These objects, along with their outer casket, were found from the inside of a stone pagoda in Bulguksa Temple, Gyeongju in the course of the repair work on the pagoda in October 1966.
The objects contained in the sarira reliquary include a set of egg-shaped, silver-plated sarira inner/outer bowls, a gilt-bronze sarira bowl, the Pure Light Dharani Sutra, and several beads.
Also found were those put outside the sarira reliquary, including a bronze image of flying apsaras, a bronze mirror, a miniature wood pagoda, and some curved jade objects, beads, wood incense pieces, etc.
A bunch of paper wrapped with satin silk was also found.
The paper sheets were stuck to each other, so their contents could not be read.
The outer sarira casket has a perforated surface adorned with scrolling vine patterns.
The platform supporting the body of the sarira casket also has a perforated surface.
The roof of the casket is adorned with scrolling vine patterns, whereas the roof corners are decorated with lotus flowers.
Tree leaf-shaped ornaments are hung at the edge of the roof.
This one displays a well-proportioned body as the most refined piece among the sarira reliquaries from the Silla Dynasty found so far.
The set of egg-shaped, silver-plated sarira inner/outer bowls is adorned with gorgeous lotus flower patterns of the mid-8th Century and fish-roe patterns made of small circles.
The gilt-bronze, rectangular sarira bowel is inscribed with images of pagodas flanked by Buddhist saints and guardian deities.
Its lid has a small, three-tiered, pagoda-shaped knob and contains a small sarira bottle made of juniper wood.
Known as the world’s oldest woodblock-printed scripture, the Pure Light Dharani Sutra was published in the mid-8th Century.
It is a paper scroll measuring 8cm wide and 620cm long and containing 8-9 characters per line.
The state of erosion of the paper had worsened in 20 years’ time since its discovery in 1966, but it went through improvement work in 1988 and 1989.
The scripture is believed to have been published around 751 when Seokgatap Pagoda, where it was found, was established during the renovation work of Bulguksa Temple.

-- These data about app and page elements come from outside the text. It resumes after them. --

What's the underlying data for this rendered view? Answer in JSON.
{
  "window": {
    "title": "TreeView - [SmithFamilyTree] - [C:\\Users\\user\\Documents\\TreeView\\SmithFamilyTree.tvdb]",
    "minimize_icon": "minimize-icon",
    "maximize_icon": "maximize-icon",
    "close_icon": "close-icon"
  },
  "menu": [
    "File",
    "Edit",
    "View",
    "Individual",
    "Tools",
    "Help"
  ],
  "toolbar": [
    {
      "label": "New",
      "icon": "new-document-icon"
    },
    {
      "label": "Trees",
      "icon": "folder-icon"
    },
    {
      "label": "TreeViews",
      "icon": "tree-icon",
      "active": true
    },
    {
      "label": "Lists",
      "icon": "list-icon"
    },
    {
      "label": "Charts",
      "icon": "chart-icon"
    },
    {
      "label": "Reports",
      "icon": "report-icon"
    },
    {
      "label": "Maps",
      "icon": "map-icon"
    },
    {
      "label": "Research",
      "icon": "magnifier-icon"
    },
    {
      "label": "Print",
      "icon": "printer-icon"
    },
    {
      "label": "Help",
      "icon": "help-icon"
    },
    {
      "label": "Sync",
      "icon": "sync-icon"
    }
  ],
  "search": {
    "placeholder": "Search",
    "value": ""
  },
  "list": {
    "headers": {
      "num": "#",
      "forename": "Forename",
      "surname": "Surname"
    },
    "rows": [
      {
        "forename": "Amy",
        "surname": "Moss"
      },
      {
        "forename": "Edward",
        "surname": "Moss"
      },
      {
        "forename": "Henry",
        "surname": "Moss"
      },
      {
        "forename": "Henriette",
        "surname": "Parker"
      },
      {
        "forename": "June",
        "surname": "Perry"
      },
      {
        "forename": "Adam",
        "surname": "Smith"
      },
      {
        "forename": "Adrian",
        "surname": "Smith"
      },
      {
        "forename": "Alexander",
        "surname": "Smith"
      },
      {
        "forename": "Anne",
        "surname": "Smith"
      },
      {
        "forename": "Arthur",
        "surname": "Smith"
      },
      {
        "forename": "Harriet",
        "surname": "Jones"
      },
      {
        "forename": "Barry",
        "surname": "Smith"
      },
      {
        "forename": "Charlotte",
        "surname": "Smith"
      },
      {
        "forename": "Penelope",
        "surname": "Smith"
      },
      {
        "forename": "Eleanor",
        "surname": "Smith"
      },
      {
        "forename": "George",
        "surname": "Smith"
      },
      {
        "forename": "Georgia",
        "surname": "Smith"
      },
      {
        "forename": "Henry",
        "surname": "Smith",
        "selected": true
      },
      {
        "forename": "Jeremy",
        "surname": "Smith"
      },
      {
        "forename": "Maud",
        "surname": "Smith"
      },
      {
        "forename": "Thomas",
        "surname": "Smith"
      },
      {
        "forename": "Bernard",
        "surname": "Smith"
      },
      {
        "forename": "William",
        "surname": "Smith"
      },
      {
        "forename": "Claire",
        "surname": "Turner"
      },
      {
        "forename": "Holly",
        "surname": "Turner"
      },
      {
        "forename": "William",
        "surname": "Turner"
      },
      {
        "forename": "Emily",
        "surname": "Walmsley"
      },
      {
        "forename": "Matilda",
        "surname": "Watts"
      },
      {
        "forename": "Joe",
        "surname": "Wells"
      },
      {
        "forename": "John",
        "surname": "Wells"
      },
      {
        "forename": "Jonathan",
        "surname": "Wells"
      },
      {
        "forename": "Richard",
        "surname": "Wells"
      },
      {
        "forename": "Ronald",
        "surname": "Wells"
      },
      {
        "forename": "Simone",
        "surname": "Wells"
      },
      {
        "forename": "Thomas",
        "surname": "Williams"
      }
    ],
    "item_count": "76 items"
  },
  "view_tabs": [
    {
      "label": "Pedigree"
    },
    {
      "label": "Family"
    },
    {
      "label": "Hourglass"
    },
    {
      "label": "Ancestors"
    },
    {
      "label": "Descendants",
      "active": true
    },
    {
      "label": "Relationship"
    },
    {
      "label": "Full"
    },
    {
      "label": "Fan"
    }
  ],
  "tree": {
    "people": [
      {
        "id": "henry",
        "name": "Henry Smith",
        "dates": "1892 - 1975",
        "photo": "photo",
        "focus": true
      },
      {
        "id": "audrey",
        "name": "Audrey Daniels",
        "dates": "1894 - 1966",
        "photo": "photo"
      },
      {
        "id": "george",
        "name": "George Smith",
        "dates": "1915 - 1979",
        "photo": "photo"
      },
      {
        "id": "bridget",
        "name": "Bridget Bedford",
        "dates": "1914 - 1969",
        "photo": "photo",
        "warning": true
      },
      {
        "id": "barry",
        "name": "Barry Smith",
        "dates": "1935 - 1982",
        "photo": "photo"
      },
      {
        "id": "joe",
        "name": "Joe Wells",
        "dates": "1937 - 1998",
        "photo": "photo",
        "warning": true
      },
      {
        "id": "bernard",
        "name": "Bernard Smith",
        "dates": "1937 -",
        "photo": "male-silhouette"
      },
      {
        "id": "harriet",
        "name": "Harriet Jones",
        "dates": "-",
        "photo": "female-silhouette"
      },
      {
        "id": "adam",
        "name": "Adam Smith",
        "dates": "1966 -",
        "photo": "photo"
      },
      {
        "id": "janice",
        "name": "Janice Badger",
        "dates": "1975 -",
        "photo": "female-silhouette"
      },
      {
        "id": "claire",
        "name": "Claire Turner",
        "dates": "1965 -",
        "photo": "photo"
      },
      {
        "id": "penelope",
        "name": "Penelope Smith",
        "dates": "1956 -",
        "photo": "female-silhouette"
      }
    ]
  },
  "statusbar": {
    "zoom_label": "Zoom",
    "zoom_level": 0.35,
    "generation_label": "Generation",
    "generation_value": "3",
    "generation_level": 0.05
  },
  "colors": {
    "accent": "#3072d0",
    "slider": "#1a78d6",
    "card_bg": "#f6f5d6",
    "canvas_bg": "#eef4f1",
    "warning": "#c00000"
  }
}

Such conjecture is further bolstered by the characters contained in the scripture, which were used only during the reign of Empress Zetian of the Tang Dynasty of China.